__Task brief__:
Reproduce the data below word for word, setting aside any picture it holds.

__Supplied records__:
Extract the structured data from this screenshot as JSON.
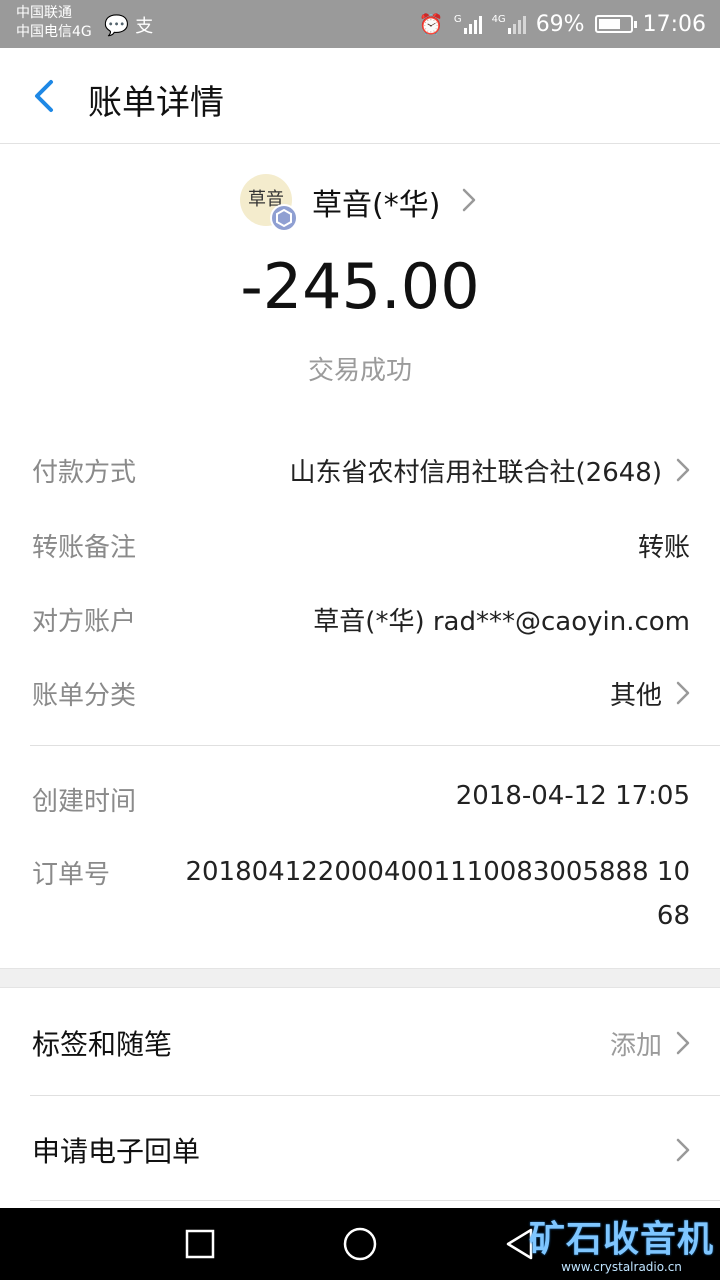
{
  "status_bar": {
    "carrier1": "中国联通",
    "carrier2": "中国电信4G",
    "battery": "69%",
    "time": "17:06",
    "net1": "G",
    "net2": "4G",
    "icons": [
      "message-icon",
      "alipay-icon",
      "alarm-icon",
      "signal-icon",
      "battery-icon"
    ]
  },
  "nav": {
    "title": "账单详情"
  },
  "payee": {
    "name": "草音(*华)",
    "avatar_text": "草音"
  },
  "amount": "-245.00",
  "status": "交易成功",
  "details": {
    "payment_method": {
      "label": "付款方式",
      "value": "山东省农村信用社联合社(2648)"
    },
    "remark": {
      "label": "转账备注",
      "value": "转账"
    },
    "counterparty": {
      "label": "对方账户",
      "value": "草音(*华) rad***@caoyin.com"
    },
    "category": {
      "label": "账单分类",
      "value": "其他"
    },
    "created": {
      "label": "创建时间",
      "value": "2018-04-12 17:05"
    },
    "order_no": {
      "label": "订单号",
      "value": "2018041220004001110083005888 1068"
    }
  },
  "actions": {
    "tags": {
      "label": "标签和随笔",
      "value": "添加"
    },
    "receipt": {
      "label": "申请电子回单"
    }
  },
  "watermark": {
    "title": "矿石收音机",
    "url": "www.crystalradio.cn"
  },
  "colors": {
    "accent": "#1e88e5",
    "status_bar": "#9a9a9a",
    "muted": "#9b9b9b"
  }
}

__Exercise result__:
Extract the structured data from this screenshot as JSON.
{
  "status_bar": {
    "carrier1": "中国联通",
    "carrier2": "中国电信4G",
    "battery": "69%",
    "time": "17:06",
    "net1": "G",
    "net2": "4G",
    "icons": [
      "message-icon",
      "alipay-icon",
      "alarm-icon",
      "signal-icon",
      "battery-icon"
    ]
  },
  "nav": {
    "title": "账单详情"
  },
  "payee": {
    "name": "草音(*华)",
    "avatar_text": "草音"
  },
  "amount": "-245.00",
  "status": "交易成功",
  "details": {
    "payment_method": {
      "label": "付款方式",
      "value": "山东省农村信用社联合社(2648)"
    },
    "remark": {
      "label": "转账备注",
      "value": "转账"
    },
    "counterparty": {
      "label": "对方账户",
      "value": "草音(*华) rad***@caoyin.com"
    },
    "category": {
      "label": "账单分类",
      "value": "其他"
    },
    "created": {
      "label": "创建时间",
      "value": "2018-04-12 17:05"
    },
    "order_no": {
      "label": "订单号",
      "value": "2018041220004001110083005888 1068"
    }
  },
  "actions": {
    "tags": {
      "label": "标签和随笔",
      "value": "添加"
    },
    "receipt": {
      "label": "申请电子回单"
    }
  },
  "watermark": {
    "title": "矿石收音机",
    "url": "www.crystalradio.cn"
  },
  "colors": {
    "accent": "#1e88e5",
    "status_bar": "#9a9a9a",
    "muted": "#9b9b9b"
  }
}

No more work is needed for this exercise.